What do leaders need to pay special attention to during transitions?

Transition requires leaders to be extraordinarily disciplined around the five basic rules of leadership.  Under stress, the tendency for most folks will be to play to their strengths – to do what they are best at.  Too often, that is holding small, high level meetings.  We have been hearing a lot of stories about leadership teams holed up in their boardrooms, trying to figure out a plan for going forward.  These smart, analytical people are trying to think their way out of crisis.  Thinking is good, but taking action and connecting with others is equally important, if not more so. 

These C-level leaders need to be doing five things, not one thing.  These are, in fact, our Leadership Code.  We arrived at these five dimensions, or rules, through research and through in-depth discussions with the most recognized experts in the field of leadership, both academics and practitioners.

Rule 1: Shape the future. The Strategist dimension of the leader answers the question “Where are we going?” and makes sure that others understand the direction as well.  These leaders both envision and help to create the future.  They test strategic ideas pragmatically against current resources (money, people, organizational capabilities), and work with others to figure out how to get there.  In tough economic times, strategists set priorities and make sure that the organization allocates the right attention to the right things.

In tough times:  Manage the paradox of being open-minded about the possibilities while also staying rooted in reality by involving customers, employees, and other key stakeholders in strategy development and alignment. Also, target key customers and investors to focus your strategic investment.

Rule 2: Make things happen. The Executor dimension of the leader focuses on the question “How will we make sure we get to where we are going?”  Executors translate strategy into action by making change happen with clear accountability, intelligent decision making, and teamwork.  Executors put systems in place. In tough economic times, leaders focus even more on getting things done.  They reduce risks by making decisions quickly and aggressively. 

In tough times:  Ensure a clear line of sight between the short term and the long term as you engage yourself and others with clear accountability and certain consequences.  Make sure you meet your promises by boldly implementing change.

Rule 3: Engage today’s talent. “Who goes with us on our business journey?”  Leaders who are talent managers know how to engage others to get immediate results by identifying the required skills and drawing the right talent close: communicating well, ensuring resources and a positive environment, and connecting the individual to the mission.  Talent managers generate intense personal, professional, and organizational loyalty.  In tough economic times, leaders also remove poor performers, demand productivity, and communicate even more clearly to those who stay what they must do to survive. 

In tough times:  Be willing to make difficult people decisions quickly and fairly.  Communicate to those who stay their importance to your firm.  Continue to be open to outstanding new talent who might help you go forward.

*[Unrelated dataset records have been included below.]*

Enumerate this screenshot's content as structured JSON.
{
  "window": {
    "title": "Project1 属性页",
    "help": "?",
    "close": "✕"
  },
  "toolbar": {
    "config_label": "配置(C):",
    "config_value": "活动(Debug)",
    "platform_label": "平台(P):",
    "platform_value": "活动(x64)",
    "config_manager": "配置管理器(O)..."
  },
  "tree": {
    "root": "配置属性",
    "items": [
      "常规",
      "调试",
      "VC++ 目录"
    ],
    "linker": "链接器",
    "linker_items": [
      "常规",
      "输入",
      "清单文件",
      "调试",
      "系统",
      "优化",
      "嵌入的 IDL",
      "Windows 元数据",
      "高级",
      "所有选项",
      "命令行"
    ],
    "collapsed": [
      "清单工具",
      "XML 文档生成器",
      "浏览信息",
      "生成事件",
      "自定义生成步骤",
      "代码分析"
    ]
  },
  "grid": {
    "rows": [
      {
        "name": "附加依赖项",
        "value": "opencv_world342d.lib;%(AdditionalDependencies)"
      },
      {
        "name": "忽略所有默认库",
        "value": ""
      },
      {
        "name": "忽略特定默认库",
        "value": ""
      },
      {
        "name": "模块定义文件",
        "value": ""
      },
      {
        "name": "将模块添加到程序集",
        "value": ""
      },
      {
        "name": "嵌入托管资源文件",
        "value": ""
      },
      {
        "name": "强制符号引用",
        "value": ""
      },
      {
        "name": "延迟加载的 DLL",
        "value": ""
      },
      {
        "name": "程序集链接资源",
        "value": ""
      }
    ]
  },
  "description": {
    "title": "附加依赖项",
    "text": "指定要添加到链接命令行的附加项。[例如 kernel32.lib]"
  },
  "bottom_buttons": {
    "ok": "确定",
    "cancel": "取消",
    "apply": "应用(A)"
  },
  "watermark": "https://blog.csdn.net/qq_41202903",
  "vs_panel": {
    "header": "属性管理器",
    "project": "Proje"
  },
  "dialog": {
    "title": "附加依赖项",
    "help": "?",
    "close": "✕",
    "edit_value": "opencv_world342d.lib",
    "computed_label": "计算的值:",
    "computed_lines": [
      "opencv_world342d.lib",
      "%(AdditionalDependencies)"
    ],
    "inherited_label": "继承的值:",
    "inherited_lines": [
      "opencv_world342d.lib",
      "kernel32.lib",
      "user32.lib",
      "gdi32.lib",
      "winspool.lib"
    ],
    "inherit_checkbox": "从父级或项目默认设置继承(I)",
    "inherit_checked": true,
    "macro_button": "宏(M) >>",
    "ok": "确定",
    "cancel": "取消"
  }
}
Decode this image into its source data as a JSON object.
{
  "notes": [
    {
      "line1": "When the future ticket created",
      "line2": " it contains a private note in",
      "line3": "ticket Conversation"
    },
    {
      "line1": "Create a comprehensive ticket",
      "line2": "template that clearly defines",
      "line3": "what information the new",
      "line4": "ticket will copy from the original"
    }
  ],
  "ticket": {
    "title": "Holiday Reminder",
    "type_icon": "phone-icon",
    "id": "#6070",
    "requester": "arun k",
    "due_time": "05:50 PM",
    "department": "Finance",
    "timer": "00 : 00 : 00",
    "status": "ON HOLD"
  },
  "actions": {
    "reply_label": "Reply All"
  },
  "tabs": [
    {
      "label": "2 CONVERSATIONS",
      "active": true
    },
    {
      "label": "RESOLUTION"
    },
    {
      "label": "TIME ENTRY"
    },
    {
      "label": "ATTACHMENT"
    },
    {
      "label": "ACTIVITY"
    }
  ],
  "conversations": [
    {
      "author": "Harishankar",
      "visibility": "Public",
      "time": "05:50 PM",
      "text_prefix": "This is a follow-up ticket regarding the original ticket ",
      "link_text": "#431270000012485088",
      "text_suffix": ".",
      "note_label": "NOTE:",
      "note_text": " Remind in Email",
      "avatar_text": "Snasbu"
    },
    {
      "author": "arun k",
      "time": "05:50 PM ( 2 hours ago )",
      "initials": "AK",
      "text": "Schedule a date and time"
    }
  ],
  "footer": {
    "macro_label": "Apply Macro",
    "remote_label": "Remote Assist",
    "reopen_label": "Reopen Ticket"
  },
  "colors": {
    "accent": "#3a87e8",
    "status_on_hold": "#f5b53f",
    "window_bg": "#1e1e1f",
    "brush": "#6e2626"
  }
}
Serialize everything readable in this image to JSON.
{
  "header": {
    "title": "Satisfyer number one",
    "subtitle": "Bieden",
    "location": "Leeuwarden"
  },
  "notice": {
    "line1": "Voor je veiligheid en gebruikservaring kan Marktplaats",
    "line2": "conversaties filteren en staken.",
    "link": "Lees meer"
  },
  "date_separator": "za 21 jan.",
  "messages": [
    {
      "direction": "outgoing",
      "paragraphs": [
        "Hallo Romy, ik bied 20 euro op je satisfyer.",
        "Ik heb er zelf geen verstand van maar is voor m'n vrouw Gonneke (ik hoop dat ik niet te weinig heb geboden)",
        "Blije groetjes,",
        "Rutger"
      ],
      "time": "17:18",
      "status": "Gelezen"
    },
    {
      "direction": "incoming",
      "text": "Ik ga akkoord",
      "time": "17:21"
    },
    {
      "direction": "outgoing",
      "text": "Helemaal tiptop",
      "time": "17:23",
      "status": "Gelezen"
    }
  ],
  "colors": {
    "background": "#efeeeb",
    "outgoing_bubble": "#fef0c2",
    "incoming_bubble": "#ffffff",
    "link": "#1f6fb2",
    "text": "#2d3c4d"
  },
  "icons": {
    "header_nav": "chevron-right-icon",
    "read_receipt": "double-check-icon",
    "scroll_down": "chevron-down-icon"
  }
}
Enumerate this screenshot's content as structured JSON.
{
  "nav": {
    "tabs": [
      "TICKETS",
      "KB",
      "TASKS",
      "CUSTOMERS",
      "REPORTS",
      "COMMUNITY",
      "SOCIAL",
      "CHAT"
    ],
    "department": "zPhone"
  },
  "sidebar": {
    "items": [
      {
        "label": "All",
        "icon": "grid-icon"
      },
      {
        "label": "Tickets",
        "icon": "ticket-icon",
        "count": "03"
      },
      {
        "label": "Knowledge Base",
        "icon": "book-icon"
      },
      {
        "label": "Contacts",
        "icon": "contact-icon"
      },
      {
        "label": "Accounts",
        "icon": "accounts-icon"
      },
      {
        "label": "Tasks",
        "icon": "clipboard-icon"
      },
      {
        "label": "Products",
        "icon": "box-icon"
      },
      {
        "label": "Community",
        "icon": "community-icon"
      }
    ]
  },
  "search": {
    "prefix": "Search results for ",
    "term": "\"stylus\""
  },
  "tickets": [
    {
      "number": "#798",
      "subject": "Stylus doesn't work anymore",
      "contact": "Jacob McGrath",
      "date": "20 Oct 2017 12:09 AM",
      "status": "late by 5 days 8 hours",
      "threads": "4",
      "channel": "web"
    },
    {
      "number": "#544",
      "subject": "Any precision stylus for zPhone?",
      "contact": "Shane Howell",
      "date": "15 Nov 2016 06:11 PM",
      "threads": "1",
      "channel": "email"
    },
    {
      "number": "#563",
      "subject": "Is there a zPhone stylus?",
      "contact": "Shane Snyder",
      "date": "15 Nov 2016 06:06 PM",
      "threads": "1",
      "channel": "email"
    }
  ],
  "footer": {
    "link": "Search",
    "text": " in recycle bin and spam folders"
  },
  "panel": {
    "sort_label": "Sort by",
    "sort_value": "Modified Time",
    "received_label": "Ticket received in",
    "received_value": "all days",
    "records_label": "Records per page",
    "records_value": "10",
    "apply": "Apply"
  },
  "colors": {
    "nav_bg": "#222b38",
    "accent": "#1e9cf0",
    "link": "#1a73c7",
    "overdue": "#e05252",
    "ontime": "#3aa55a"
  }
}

Rule 4: Build the next generation. These leaders answer the question: “Who is our next generation?”  Human capital developers install the longer-term competencies for future strategic success.  Just as good parents invest in helping their children succeed, human capital developers help future leaders be successful.  These leaders build a workforce plan focused on future talent, develop that talent, and help the most valued employees see their future careers within the company.  While hard economic times tempt leaders to delay investing in the future, leaders in tough economic times jump on the opportunity to secure the new talent whom the times have made accessible.

In tough times:  Make sure that the people who are key to the organization’s future see how they will fit into its success, and what they need to learn and do to make that happen.  Build a workforce plan consistent with your strategy.

Rule 5: Invest in yourself.  At the heart of the Leadership Code – literally and figuratively – is Personal Proficiency.  Effective leaders cannot be reduced to what they know and do.  Who they are as human beings has everything to do with how much they can accomplish with and through other people.  Leaders continuously learn, particularly about their passions.  They bring out the best in others because of their own integrity and trustworthiness.  In tough economic times, these leaders are calm in crisis, confident in uncertainty, and grounded in fundamental principles and values instead of quick fixes.

In tough times:  Do what you need to do for yourself to bring your best self forward.  Be in front of your employees.  Be confident and candid as you build your credibility.